In our own backyard...Which witch is the Kitchen Witch?
There it sat in the middle of the church kitchen. It looked like an ordinary wooden chair - except that it was painted in bright, red lacquer and had a hole cut in the middle of the seat. Inside the hole was a metal, one-armed contraption that lo...
There it sat in the middle of the church kitchen. It looked like an ordinary wooden chair - except that it was painted in bright, red lacquer and had a hole cut in the middle of the seat. Inside the hole was a metal, one-armed contraption that looked a good deal like a miniature guillotine!
Little did I know it at the time, but it was to be my ultimate fate.....
I had volunteered to help make pasties for our big church pasty sale last week, and since this was my first time doing it, I had to first be trained in on what was expected of me. I donned the requisite pair of latex gloves, one of those little shower-cap-like hats that surgeons and food workers wear, and a bib-style apron with a Christmas tree on it (this was church, remember, and you have to take what you can get!).
"Are you any good at rolling dough?" asked the woman in charge, who had made pasties for many years.

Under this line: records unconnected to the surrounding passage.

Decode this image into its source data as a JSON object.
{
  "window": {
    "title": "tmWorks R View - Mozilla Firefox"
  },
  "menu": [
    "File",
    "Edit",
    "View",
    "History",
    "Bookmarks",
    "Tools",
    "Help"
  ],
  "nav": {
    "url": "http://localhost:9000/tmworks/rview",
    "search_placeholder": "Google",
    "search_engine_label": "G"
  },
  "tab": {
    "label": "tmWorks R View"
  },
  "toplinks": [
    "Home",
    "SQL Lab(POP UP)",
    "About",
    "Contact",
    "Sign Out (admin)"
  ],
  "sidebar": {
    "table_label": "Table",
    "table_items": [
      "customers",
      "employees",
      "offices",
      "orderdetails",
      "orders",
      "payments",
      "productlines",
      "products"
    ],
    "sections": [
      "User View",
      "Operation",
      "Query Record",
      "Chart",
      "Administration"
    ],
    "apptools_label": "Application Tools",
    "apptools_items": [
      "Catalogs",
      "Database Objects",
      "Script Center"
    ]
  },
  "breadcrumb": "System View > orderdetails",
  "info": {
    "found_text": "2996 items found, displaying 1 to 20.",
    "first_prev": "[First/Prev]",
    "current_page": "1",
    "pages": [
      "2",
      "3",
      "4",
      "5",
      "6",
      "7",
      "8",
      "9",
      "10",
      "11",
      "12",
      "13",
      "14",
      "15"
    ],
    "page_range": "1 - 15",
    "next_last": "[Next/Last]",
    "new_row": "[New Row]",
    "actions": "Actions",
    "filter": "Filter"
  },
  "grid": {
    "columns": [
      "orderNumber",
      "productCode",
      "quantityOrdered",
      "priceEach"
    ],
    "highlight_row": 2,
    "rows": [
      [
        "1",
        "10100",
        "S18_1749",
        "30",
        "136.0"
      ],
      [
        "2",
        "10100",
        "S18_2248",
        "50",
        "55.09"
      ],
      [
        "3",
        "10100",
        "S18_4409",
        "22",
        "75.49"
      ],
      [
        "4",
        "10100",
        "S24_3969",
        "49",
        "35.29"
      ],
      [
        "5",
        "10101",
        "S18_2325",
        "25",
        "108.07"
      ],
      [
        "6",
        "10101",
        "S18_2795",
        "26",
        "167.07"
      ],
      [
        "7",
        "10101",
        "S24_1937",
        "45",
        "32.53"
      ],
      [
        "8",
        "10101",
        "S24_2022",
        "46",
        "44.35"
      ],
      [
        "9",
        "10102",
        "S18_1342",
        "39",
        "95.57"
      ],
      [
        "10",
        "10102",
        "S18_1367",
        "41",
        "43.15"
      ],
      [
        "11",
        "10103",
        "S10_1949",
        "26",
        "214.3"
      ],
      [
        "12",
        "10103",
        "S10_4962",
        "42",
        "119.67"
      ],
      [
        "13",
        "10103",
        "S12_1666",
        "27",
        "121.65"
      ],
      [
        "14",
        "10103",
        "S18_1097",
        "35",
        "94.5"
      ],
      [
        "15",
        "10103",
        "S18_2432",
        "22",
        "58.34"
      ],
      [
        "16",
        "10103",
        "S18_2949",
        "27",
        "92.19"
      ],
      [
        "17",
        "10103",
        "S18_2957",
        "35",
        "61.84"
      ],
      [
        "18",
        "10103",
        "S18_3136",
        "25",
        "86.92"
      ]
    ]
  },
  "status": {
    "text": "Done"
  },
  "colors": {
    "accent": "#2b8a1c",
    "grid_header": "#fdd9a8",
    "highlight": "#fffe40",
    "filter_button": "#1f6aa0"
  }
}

"Ummm," I hesitated, "Not really."
"OK," she responded with a smile, "let's put you to work on building pasties!"
She led me over to where a group of women was already working, assembly-line fashion, and she gave me a quick run-through on how to do it. A large chart on the wall listed each ingredient, how much to put into each pasty, and in what order. She showed me how to stack each ingredient on the rectangle of dough, adding salt and pepper after the meat and then again after the onion.
She showed me how to dampen the edges and then lift - not pull - the dough over the ingredients and seal it up, cutting off the excess dough and crimping it around the edges.
"Be careful not to leave too much dough at the corners," she cautioned, "or it will be tough after it's baked."
The final steps were to cut a vent in the top of the pasty, weigh it on a scale to make sure it had the correct amount of filling and then place it on the baking sheet so the edges were facing outward.
I took a couple of moments to review it all in my mind, and then I jumped in.
Potatoes, meat, salt and pepper, carrots/rutabagas, onions, salt and pepper, dampen the edges, lift-not-fold, seal, trim, crimp, vent, weigh and place on the baking sheet.
"Wait a minute," I gasped to myself. "Did I remember the salt and pepper after the onions?"
Since it was already too late, I surreptitiously slid the pasty onto the baking sheet and went back to the assembly line.
I proceeded more carefully than before when my mentor returned.
"Any problems?" she asked.
"It's going OK," I said, sliding another completed pasty onto the baking sheet.
"You might want to trim it a little bit closer around the corners so it doesn't get too tough," she reminded me kindly.
I was finally rolling along like a finely-tuned machine when the woman in charge returned and asked if I'd be willing to take charge of dicing potatoes. As I followed her into the kitchen, there sat the chair-like contraption which, she explained, is called a Kitchen Witch. She showed me how to slice the potatoes, stack them up three-high on the metal grid comprised of sharp blades, and then lower the arm to force the potato slices through the grid. The diced potatoes fell out the bottom into a big plastic bucket of cold water.
I was soon humming along and found it to be actually kind of fun.
Slice, stack, pull, drop.... Slice, stack, pull, drop....
Guiltily, I felt a little like the executioner at the beheading of Marie Antoinette.